When the National Institutes of Health and biotechnology company Moderna released initial promising results of a vaccine for COVID-19, biochemist Nicole Woitowich read the study with disappointment.
The research, published in the New England Journal of Medicine in mid-July, had a glaring oversight, she said. While both men and women participated in the trial, the data related to adverse drug effects were not analyzed by sex. This means the clinical community right now has no way of knowing if men or women responded differently to various vaccine dosages. The adverse effects from the experimental vaccine were mild or moderate and included chills, nausea and fever.

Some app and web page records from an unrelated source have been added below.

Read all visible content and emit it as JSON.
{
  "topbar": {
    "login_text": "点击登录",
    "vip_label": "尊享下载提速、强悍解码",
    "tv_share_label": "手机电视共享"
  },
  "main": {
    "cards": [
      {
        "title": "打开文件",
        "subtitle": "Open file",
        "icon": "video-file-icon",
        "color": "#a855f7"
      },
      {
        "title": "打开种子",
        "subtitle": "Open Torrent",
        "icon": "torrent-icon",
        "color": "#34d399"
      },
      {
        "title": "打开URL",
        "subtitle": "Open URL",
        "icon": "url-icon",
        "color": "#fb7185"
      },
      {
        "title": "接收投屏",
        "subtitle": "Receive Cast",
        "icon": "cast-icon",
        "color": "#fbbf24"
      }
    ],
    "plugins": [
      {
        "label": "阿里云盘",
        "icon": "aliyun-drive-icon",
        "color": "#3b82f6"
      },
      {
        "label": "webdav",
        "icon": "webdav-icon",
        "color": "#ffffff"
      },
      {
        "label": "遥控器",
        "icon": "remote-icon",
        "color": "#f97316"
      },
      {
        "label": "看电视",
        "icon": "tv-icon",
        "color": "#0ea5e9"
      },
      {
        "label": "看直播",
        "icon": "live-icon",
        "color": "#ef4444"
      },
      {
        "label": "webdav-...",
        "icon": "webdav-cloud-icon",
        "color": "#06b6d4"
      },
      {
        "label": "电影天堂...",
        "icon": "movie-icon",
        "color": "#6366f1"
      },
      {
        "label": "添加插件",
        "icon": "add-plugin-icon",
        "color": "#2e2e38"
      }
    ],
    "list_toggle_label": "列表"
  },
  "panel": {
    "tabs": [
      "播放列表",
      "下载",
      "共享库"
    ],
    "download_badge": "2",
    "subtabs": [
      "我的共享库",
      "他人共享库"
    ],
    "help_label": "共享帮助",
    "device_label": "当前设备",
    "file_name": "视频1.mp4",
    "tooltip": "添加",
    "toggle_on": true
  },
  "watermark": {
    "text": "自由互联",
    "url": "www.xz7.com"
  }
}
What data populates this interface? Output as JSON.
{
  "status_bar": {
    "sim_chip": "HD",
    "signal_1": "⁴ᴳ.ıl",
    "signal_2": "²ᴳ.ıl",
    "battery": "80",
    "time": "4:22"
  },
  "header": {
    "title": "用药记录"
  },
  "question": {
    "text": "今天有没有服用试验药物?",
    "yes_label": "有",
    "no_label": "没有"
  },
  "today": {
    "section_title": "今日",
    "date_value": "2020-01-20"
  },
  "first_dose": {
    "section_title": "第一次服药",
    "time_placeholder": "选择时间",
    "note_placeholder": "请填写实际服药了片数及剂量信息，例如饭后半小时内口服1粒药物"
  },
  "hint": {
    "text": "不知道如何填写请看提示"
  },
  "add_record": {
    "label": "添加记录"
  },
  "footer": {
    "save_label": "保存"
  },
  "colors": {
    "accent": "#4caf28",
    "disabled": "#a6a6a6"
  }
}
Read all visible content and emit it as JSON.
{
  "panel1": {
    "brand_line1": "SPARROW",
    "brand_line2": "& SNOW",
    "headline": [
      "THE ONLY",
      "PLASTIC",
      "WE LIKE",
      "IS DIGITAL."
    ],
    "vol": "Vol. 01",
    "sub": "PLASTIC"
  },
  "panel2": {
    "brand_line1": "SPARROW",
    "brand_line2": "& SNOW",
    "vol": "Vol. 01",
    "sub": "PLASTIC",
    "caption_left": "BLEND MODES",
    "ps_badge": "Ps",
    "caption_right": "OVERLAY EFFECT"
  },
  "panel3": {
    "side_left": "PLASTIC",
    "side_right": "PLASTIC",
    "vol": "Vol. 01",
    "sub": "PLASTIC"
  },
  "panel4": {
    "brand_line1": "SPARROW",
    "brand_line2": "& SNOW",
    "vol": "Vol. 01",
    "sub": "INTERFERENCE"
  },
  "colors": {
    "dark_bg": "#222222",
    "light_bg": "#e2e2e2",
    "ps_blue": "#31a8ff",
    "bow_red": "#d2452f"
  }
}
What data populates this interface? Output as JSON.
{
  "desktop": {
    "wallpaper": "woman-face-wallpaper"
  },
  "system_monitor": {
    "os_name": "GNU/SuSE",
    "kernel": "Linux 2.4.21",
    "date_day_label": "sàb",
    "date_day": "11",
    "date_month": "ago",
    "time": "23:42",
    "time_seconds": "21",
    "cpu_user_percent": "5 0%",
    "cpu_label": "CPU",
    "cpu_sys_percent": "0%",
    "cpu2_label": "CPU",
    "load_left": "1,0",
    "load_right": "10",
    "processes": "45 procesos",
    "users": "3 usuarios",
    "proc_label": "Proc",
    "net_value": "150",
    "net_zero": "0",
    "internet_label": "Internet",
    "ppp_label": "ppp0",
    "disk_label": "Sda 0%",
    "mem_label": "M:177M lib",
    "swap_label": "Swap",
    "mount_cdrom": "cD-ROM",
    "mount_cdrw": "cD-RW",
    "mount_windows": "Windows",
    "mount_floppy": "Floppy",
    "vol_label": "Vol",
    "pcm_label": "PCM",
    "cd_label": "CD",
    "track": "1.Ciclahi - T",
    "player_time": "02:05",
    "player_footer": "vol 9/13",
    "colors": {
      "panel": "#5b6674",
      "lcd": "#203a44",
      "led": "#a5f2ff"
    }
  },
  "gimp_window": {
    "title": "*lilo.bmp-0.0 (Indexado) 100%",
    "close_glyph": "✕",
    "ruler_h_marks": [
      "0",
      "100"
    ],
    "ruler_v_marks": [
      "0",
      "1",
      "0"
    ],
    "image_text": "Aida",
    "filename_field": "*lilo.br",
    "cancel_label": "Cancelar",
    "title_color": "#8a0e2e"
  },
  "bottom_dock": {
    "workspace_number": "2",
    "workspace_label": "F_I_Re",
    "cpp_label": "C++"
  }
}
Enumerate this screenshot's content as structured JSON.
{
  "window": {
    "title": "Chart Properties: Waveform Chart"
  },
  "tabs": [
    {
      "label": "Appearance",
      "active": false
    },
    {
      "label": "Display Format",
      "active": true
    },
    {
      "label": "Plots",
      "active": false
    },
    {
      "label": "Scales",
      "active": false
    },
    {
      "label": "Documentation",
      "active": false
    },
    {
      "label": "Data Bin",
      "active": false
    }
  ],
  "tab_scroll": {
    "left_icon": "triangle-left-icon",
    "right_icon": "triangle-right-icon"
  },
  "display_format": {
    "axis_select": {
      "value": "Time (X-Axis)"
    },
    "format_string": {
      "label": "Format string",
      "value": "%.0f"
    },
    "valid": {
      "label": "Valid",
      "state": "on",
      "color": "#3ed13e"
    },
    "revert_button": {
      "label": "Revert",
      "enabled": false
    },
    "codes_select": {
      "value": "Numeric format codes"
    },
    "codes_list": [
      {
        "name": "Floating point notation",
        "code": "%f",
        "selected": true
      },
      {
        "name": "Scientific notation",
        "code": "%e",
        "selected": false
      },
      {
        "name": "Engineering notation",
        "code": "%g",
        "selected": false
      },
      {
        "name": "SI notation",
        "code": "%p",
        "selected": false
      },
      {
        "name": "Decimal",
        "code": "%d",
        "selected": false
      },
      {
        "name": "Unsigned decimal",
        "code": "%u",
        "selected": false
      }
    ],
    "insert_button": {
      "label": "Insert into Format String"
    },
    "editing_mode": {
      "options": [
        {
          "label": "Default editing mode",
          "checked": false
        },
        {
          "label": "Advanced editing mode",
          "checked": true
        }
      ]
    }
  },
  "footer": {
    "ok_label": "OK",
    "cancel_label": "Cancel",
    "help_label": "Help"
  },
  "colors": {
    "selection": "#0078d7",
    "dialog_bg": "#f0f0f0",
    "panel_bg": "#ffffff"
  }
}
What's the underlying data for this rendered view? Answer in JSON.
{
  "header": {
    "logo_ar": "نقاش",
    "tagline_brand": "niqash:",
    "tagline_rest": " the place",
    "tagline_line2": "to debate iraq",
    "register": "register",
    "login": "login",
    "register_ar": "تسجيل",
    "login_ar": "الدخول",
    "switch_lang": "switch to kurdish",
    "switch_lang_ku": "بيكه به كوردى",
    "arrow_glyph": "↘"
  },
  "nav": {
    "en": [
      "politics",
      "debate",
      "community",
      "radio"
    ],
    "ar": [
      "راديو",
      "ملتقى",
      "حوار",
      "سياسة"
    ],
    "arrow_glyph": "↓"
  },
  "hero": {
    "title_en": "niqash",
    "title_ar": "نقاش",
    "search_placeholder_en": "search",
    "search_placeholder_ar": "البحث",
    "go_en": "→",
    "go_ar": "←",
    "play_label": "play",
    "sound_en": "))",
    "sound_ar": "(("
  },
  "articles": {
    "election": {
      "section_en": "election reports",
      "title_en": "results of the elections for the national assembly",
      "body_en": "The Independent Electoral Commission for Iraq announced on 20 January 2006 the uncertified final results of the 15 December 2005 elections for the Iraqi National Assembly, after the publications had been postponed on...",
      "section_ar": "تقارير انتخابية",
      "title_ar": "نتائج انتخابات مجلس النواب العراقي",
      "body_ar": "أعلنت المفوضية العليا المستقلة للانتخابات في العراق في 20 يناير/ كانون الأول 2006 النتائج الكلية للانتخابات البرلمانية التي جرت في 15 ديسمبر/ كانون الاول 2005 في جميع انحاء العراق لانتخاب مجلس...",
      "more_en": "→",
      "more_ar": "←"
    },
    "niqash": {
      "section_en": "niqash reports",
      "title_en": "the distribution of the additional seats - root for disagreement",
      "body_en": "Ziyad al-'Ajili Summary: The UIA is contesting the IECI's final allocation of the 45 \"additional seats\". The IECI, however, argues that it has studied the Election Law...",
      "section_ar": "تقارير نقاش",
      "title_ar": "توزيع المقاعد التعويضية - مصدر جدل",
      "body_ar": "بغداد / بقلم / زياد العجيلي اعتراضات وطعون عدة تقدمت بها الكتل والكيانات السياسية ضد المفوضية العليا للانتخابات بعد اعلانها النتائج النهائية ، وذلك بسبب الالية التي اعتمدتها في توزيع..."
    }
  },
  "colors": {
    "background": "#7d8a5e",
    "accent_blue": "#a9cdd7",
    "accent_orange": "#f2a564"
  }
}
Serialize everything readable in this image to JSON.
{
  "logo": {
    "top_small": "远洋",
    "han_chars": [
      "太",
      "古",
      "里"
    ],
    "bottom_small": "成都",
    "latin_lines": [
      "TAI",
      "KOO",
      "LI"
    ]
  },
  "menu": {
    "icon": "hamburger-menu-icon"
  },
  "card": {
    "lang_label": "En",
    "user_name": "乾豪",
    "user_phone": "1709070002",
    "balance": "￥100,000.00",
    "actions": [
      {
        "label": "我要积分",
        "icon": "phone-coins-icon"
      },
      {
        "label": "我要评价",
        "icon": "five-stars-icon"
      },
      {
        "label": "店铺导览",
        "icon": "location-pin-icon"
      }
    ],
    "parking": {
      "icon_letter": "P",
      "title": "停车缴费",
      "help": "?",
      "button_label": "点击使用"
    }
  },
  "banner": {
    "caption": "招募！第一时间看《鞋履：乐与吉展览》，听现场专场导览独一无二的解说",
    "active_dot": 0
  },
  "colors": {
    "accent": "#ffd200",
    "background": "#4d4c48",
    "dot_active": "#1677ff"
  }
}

The NIH along with HHS’ Office of Biomedical Advanced Research and Development Authority are funding the Moderna trial. The other major vaccine trial underway in the U.S. from drugmaker Pfizer and biotechnology company BioNTech also hasn’t analyzed data by sex in their published results, although the findings haven’t been peer-reviewed yet.
Woitowich, associate director of the Women’s Health Research Institute at Northwestern University in Chicago, said the absence of analysis by sex in the COVID-19 vaccine trials thus far is concerning as there are high hopes for an effective vaccine that can be brought to market quickly.
“If we are going to be developing treatments and vaccines that will be given to the global population, then it’s important that these experiments driving these treatments and vaccines are rigorous, and they are analyzing and reporting the data by sex. We know there are sex differences,” Woitowich said.
Men are more likely to die from coronavirus-related symptoms and suffer negative outcomes compared with women. There are also studies finding women respond better to influenza vaccines and have a stronger immune response. Understanding how men and women respond to the COVID-19 vaccine will be critical to determining the appropriate dosages and ways to avoid adverse effects.
“I don’t want to make this a women’s health issue—it benefits all people if we analyze data by sex,” Woitowich said.
In an email, the NIH’s National Institute of Allergy and Infectious Diseases said the initial results released in the New England Journal of Medicine represent phase one of the trial, which had only 45 participants, and “was not designed to understand differences among sexes” but rather how the participants who met the inclusion criteria responded to the vaccine.